Underground City, showing trilobites and their burrows.

A crinoid with a nautilkoid in the background. Detail from Paleobiologica

Obviously, all this scientific research would be nothing without an aesthetic approach. In Paleobiologica I aimed to emphasize organisms as kinetic constituents of the landscape and, at the same time, I aspired for a sense of unity between the inorganic and organic elements. The large size of the paintings (some of them are 9×4 meters!) challenged me to achieve rhythm and harmony in the whole structure of the artworks.

In order to reach the aforementioned aims, I chose a mixture of digital tools for experimenting more with the arrangement of the visual ingredients. Indeed I did not follow formal rules of composition a priori, but I preferred to test various solutions. Similarly, I did not choose any artist as source of inspiration, although my favorite painters inevitably affected the visual language of Paleobiologica. For instance, when I wanted to depict the successive phases of a Deinonychus attack, I have been unconsciously influenced by the futurist Giacomo Balla (i.e. ‘Dynamism of a Dog on a Leash’).

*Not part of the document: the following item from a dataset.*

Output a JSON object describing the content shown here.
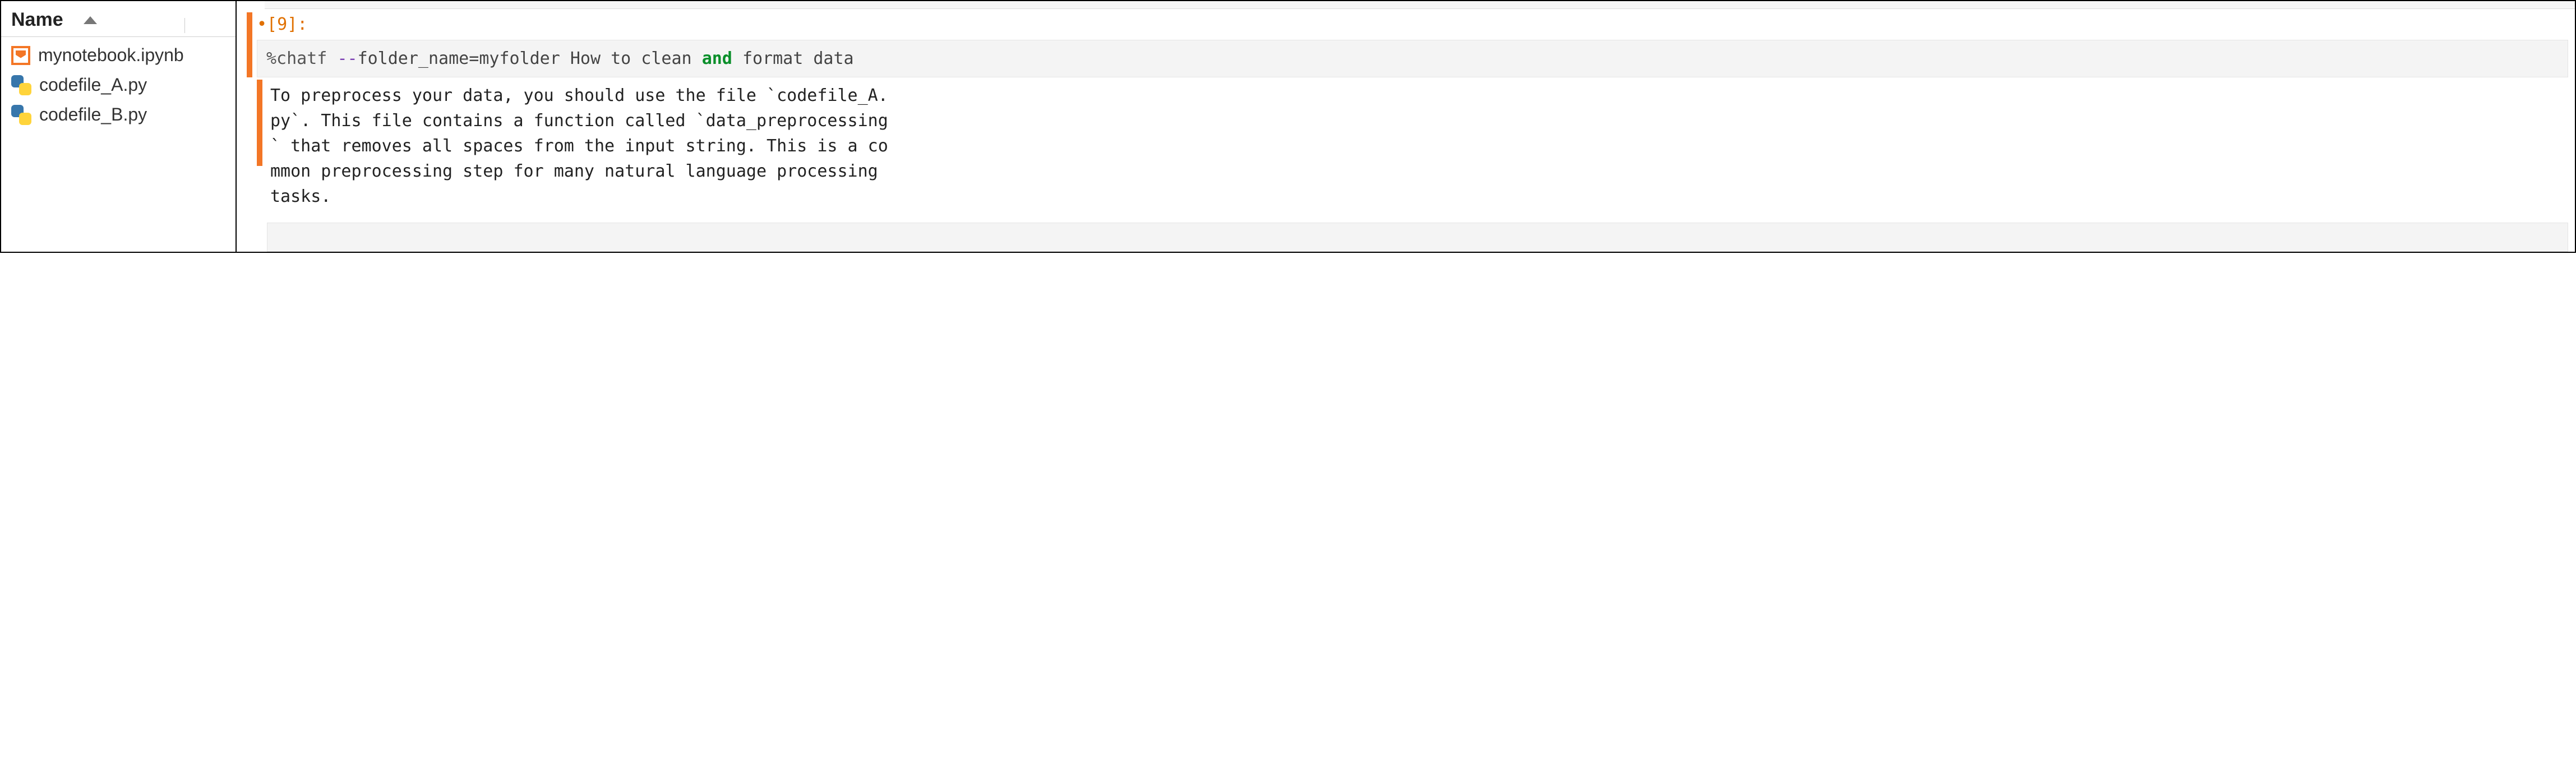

Visitors in front of my ‘Dynamism of a Deinonychus’.

Visitors interacting with King of the Forest, in which I represented Tyrannosaurus, Parasaurolophus and several social hymenopterans.

I am a paleontologist, and fossils are my key for a world of prehistoric visions.
To the paleontologist’s eyes, fossils unveil tantalizing glimpses of the Earth’s prehistoric past. A fossil bone become an agile and elegant dinosaur. A fossil trackway materialize a herd of gigantic creatures. To the paleontologist, fossils are not just dust-covered objects, but vibrant experiences of sympathy through which the marvels of life are revealed.

To my eyes, fossils are alive.

Garden of Life, portraying a Vendian scenario.



600 million years in art